The Stadhouderlijk Hof is the former residence of the Stadtholders. Stadtholder Willem Lodeijk, also known as Us Heit (our father), was the first recident in 1587. His statue can be seen in front of the building. Allthough the building looks pretty uniform, these were originally three buildings. Every Stadtholder after Willem Lodewijk made the building even more beautifull. When Willem Carel Hendrik Friso became Stadtholder of the whole of the Netherlands, he moved to the Hague and the Stadtholders only rarely stayed in Leeuwarden. In the 19th century, when the building became a royal palace, the outside was given it’s current appearance. In 1971 the building was sold by queen Juliana to the city of Leeuwarden, who subleases it since 1996 to a hotel chain. Do ask if you can take a peak into the beautiful Nassau Hall. Location: Hofplein 29
At first sight the least special building in this list. But this building receives a notification because it’s the birthhouse of Mata Hari. Don’t let yourself be told that her house was burned down, because that’s not correct. The birthhouse is recognisable from the mustard yellow facade, that was restored after a drawing of the hat shop of Adam Zelle. Mata Hari was born here on August 7 1876 as Margaretha Geertruida Zelle. In 1883 the family moved to a bigger house at the Grote Kerkstraat. In 1889 her father went bankrupt and the family fell apart. She went to live with her mother at the corner of the Schoolstraat and the Willemskade. After her mother died, she left Leeuwarden at the age of 15 and went to live with other family. At the age of 18 she would marry the 20 year older KNIL soldier and moved to Indonesia.
They got two children, but the marriage didn’t turn out to be a succes and she moved back to Europe in 1902. As a single woman she tried to earn money as an exotic dancer. She called herself Mata Hari, which means eye of the day or the sun in Malaysian. Her mysterious show and beautiful appearance made her very popular. During the first worldwar she was supposidly asked by both the Germans and French to become a spy for them. Finally she was arrested in 1917 and persecuted and shot in October by the French. Location: Kelders 33
All pictures by Hans Jellema.

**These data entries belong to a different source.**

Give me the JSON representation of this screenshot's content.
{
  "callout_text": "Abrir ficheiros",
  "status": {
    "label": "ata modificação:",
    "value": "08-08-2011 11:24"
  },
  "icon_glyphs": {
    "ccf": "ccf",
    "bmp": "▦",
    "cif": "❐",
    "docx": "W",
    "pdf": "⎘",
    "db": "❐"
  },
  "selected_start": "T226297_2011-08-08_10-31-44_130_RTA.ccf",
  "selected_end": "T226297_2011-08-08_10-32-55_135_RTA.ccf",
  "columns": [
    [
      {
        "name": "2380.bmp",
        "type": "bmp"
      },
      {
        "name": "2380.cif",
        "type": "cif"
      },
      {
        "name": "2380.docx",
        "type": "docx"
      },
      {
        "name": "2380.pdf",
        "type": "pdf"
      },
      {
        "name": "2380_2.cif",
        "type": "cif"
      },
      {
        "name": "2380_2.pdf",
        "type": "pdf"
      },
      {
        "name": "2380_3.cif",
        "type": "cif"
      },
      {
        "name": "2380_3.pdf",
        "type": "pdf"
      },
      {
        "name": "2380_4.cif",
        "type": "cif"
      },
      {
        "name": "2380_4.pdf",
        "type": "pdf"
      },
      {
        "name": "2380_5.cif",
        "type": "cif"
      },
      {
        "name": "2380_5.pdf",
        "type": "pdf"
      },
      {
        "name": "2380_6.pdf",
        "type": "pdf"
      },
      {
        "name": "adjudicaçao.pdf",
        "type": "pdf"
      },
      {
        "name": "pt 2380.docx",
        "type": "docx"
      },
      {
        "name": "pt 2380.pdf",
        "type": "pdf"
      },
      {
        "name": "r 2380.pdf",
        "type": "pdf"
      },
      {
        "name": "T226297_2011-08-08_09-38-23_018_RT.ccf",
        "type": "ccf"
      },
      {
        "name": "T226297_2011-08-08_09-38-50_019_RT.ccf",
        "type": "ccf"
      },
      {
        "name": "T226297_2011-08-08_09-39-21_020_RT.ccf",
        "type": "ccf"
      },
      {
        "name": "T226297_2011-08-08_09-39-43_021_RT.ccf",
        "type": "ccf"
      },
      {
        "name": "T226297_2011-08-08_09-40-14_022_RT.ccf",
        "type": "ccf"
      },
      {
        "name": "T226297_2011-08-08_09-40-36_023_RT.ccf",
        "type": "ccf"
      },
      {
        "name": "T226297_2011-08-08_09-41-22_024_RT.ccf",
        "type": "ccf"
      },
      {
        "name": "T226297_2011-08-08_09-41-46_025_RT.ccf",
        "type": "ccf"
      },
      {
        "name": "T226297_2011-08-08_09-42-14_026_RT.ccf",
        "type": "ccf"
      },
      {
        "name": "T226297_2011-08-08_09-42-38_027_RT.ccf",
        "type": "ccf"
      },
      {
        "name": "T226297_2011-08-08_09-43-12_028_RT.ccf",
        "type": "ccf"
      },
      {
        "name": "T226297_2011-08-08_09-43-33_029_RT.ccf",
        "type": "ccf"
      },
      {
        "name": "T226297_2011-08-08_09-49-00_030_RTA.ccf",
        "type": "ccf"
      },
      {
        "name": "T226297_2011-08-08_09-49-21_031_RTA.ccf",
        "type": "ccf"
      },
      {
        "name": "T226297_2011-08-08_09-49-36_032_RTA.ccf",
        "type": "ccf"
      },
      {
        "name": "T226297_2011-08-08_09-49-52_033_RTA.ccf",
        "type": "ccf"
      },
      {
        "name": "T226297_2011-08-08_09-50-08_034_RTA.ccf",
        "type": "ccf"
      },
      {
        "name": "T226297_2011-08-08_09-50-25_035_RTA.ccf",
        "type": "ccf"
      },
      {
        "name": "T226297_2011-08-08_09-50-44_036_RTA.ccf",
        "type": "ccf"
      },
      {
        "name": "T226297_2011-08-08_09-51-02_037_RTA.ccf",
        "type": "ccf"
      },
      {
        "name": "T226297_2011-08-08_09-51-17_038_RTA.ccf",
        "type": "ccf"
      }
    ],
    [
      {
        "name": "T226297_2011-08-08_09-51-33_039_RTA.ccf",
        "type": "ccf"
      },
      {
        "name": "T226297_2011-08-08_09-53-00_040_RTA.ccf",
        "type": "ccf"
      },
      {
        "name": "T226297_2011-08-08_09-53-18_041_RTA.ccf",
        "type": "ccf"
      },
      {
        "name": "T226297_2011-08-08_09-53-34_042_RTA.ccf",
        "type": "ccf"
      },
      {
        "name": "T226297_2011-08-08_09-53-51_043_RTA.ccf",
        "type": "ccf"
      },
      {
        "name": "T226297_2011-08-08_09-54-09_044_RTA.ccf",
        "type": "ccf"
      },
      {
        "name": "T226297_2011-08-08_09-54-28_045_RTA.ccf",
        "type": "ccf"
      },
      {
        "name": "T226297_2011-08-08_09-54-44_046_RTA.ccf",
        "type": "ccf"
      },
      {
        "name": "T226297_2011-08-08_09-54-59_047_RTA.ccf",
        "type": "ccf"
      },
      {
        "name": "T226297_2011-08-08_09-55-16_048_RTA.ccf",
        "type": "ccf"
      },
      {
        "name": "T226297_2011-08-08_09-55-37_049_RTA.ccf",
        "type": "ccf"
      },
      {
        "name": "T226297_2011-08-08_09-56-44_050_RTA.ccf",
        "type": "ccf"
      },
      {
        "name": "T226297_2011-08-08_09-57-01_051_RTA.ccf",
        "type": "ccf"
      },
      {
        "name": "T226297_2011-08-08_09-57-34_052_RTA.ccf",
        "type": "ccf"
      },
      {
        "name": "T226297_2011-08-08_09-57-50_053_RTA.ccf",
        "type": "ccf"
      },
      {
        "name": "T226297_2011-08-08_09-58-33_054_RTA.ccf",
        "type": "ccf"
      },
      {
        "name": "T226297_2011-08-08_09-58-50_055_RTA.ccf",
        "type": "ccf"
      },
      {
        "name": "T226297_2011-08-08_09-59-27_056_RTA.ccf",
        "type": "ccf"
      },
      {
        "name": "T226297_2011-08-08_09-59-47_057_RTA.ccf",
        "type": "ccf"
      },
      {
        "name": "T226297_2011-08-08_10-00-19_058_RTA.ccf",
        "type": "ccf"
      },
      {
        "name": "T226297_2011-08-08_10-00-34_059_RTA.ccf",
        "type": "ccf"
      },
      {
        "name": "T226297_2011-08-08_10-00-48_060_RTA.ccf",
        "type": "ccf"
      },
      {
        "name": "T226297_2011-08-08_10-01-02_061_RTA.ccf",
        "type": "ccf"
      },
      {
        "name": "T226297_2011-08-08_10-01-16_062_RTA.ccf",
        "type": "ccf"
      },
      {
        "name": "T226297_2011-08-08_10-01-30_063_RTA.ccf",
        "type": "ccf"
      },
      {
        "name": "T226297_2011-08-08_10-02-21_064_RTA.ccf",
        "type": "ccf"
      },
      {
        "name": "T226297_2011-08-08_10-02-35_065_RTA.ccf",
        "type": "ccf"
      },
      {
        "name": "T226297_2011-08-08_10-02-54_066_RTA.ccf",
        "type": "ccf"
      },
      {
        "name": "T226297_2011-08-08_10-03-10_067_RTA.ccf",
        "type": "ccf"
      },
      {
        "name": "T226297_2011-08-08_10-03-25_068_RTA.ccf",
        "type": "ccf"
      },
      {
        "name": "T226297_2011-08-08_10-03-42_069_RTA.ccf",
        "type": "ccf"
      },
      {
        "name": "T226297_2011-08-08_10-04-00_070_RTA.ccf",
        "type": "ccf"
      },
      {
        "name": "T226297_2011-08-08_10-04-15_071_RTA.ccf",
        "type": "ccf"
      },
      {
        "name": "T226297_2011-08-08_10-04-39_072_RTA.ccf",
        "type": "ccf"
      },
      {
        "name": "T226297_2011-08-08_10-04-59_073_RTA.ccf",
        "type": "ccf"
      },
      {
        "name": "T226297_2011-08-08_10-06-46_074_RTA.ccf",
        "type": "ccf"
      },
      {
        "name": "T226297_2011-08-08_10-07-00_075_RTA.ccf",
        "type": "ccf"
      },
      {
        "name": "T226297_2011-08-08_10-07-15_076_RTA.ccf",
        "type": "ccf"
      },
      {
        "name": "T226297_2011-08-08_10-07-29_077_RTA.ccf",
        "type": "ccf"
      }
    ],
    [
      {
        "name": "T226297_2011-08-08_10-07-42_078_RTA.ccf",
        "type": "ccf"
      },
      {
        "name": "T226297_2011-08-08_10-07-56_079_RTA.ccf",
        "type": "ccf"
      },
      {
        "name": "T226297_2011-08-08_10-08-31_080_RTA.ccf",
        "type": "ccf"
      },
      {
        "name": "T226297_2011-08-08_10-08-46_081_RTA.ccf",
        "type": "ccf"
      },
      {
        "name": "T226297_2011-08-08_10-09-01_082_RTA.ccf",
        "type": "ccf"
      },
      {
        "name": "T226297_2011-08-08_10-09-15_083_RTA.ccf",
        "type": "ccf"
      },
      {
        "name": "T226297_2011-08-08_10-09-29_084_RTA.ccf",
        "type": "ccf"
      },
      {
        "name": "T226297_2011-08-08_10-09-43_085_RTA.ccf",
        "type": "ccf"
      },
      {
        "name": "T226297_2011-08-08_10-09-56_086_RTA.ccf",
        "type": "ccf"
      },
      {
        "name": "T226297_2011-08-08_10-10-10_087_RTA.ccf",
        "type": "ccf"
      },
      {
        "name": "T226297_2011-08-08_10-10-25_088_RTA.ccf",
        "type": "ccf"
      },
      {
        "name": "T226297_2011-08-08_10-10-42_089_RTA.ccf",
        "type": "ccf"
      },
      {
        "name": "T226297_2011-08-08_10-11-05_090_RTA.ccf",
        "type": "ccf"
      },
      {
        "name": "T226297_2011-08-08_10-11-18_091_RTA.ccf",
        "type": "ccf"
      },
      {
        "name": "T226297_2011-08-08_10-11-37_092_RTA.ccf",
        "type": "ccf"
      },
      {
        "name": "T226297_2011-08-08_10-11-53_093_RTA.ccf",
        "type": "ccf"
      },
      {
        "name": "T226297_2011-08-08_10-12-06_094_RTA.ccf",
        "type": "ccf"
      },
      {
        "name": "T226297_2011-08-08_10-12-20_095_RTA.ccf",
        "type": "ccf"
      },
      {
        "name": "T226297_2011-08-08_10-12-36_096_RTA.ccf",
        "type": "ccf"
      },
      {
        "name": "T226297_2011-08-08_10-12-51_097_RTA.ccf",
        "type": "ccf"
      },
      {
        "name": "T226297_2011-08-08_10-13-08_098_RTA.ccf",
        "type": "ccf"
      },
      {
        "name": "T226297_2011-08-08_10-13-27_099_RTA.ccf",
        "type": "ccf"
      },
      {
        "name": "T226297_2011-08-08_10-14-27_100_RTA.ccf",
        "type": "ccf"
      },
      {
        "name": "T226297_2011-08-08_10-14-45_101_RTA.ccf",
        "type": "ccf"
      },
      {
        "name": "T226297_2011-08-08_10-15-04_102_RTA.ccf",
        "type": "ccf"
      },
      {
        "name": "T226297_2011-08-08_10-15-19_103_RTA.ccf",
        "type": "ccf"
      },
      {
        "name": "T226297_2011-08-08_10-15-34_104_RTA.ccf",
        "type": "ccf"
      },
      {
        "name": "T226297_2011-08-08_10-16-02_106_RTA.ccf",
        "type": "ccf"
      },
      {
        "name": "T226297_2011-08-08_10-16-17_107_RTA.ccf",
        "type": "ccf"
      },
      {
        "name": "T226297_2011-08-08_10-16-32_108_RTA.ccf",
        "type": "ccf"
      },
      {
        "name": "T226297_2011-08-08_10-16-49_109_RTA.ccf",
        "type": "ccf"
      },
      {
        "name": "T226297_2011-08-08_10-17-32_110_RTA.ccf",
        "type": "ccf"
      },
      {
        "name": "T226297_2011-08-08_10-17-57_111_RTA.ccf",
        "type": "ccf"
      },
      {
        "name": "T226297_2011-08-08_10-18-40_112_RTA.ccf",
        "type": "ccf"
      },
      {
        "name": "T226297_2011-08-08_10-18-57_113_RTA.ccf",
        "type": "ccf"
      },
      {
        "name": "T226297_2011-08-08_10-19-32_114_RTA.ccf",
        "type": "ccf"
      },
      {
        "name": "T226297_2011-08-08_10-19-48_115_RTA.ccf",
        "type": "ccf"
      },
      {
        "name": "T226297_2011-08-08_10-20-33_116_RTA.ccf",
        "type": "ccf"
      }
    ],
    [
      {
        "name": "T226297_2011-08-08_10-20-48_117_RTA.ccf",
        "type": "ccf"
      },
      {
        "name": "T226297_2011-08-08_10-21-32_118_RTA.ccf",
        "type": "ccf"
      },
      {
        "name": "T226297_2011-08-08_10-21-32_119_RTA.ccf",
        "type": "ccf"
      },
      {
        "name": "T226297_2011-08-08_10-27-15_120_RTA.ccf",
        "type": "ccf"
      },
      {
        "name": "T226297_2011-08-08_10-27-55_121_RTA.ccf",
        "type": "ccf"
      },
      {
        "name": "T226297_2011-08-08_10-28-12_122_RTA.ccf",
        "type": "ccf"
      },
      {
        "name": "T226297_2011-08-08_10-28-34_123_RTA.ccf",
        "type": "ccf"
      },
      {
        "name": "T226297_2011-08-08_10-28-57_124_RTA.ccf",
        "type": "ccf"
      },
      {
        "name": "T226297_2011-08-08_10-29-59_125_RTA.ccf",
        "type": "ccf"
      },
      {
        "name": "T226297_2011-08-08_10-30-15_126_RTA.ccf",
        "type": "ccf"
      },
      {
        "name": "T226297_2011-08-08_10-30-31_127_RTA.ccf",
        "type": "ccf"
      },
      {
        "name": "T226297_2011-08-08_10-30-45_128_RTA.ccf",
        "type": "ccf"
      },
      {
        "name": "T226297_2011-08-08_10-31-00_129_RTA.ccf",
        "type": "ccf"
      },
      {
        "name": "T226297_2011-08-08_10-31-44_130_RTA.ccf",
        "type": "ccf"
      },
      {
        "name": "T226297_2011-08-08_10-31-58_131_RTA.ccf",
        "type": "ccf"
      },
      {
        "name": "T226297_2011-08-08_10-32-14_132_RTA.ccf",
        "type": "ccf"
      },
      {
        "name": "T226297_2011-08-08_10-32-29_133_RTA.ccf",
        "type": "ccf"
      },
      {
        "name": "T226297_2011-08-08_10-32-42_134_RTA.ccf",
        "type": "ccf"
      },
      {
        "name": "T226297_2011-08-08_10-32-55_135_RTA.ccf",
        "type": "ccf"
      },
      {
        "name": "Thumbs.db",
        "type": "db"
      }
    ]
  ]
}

Continue to see the hidden sights or Street Art sights to see more sights. Or go back to All things to see & do in Leeuwarden. Check our various walking tours to discover the city with one of our guides!